EXTRACTED MATERIAL section start
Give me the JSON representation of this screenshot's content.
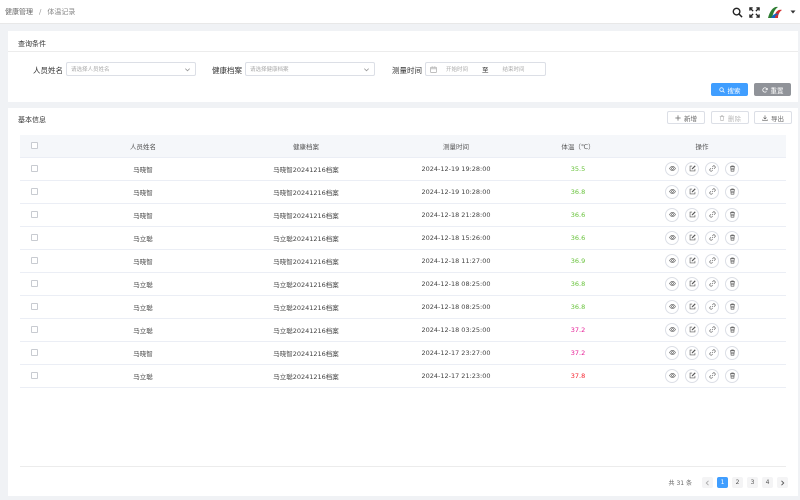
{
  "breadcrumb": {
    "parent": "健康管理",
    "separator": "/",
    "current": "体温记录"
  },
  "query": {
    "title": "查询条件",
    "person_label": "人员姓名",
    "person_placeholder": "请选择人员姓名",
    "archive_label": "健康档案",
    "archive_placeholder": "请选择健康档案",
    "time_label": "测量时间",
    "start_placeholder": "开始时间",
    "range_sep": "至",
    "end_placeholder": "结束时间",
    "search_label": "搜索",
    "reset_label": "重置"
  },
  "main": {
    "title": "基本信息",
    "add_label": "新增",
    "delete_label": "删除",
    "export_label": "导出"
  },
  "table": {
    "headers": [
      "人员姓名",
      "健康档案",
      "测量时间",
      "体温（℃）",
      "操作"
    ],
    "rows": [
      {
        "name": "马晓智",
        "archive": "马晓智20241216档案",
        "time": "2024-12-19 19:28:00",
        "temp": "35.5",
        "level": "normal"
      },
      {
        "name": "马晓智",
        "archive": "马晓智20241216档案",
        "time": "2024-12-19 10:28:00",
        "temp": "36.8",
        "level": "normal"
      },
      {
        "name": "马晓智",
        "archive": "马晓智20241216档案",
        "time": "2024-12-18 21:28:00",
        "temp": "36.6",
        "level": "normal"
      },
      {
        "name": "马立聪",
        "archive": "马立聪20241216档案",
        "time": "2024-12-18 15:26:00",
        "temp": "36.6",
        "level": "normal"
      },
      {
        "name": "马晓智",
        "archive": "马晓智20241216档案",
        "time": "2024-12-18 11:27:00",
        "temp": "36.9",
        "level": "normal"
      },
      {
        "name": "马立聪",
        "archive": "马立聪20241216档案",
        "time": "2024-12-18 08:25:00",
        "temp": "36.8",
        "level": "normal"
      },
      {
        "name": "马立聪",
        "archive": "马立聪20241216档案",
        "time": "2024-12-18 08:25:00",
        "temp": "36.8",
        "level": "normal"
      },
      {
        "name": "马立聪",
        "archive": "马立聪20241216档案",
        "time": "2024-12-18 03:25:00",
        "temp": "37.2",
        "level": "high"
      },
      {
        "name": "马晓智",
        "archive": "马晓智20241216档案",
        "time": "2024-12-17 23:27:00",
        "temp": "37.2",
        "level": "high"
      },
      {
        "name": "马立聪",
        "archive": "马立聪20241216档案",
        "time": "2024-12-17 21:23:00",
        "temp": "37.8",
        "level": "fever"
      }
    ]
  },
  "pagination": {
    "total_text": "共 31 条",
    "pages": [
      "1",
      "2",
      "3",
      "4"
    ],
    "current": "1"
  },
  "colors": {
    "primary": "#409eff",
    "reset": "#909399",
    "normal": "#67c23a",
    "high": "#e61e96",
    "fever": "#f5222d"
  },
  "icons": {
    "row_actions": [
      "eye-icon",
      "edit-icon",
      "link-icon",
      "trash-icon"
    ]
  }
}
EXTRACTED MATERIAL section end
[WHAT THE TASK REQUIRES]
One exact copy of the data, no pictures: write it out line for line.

[EXPECTED ANSWER]
Give me the JSON representation of this screenshot's content.
{
  "breadcrumb": {
    "parent": "健康管理",
    "separator": "/",
    "current": "体温记录"
  },
  "query": {
    "title": "查询条件",
    "person_label": "人员姓名",
    "person_placeholder": "请选择人员姓名",
    "archive_label": "健康档案",
    "archive_placeholder": "请选择健康档案",
    "time_label": "测量时间",
    "start_placeholder": "开始时间",
    "range_sep": "至",
    "end_placeholder": "结束时间",
    "search_label": "搜索",
    "reset_label": "重置"
  },
  "main": {
    "title": "基本信息",
    "add_label": "新增",
    "delete_label": "删除",
    "export_label": "导出"
  },
  "table": {
    "headers": [
      "人员姓名",
      "健康档案",
      "测量时间",
      "体温（℃）",
      "操作"
    ],
    "rows": [
      {
        "name": "马晓智",
        "archive": "马晓智20241216档案",
        "time": "2024-12-19 19:28:00",
        "temp": "35.5",
        "level": "normal"
      },
      {
        "name": "马晓智",
        "archive": "马晓智20241216档案",
        "time": "2024-12-19 10:28:00",
        "temp": "36.8",
        "level": "normal"
      },
      {
        "name": "马晓智",
        "archive": "马晓智20241216档案",
        "time": "2024-12-18 21:28:00",
        "temp": "36.6",
        "level": "normal"
      },
      {
        "name": "马立聪",
        "archive": "马立聪20241216档案",
        "time": "2024-12-18 15:26:00",
        "temp": "36.6",
        "level": "normal"
      },
      {
        "name": "马晓智",
        "archive": "马晓智20241216档案",
        "time": "2024-12-18 11:27:00",
        "temp": "36.9",
        "level": "normal"
      },
      {
        "name": "马立聪",
        "archive": "马立聪20241216档案",
        "time": "2024-12-18 08:25:00",
        "temp": "36.8",
        "level": "normal"
      },
      {
        "name": "马立聪",
        "archive": "马立聪20241216档案",
        "time": "2024-12-18 08:25:00",
        "temp": "36.8",
        "level": "normal"
      },
      {
        "name": "马立聪",
        "archive": "马立聪20241216档案",
        "time": "2024-12-18 03:25:00",
        "temp": "37.2",
        "level": "high"
      },
      {
        "name": "马晓智",
        "archive": "马晓智20241216档案",
        "time": "2024-12-17 23:27:00",
        "temp": "37.2",
        "level": "high"
      },
      {
        "name": "马立聪",
        "archive": "马立聪20241216档案",
        "time": "2024-12-17 21:23:00",
        "temp": "37.8",
        "level": "fever"
      }
    ]
  },
  "pagination": {
    "total_text": "共 31 条",
    "pages": [
      "1",
      "2",
      "3",
      "4"
    ],
    "current": "1"
  },
  "colors": {
    "primary": "#409eff",
    "reset": "#909399",
    "normal": "#67c23a",
    "high": "#e61e96",
    "fever": "#f5222d"
  },
  "icons": {
    "row_actions": [
      "eye-icon",
      "edit-icon",
      "link-icon",
      "trash-icon"
    ]
  }
}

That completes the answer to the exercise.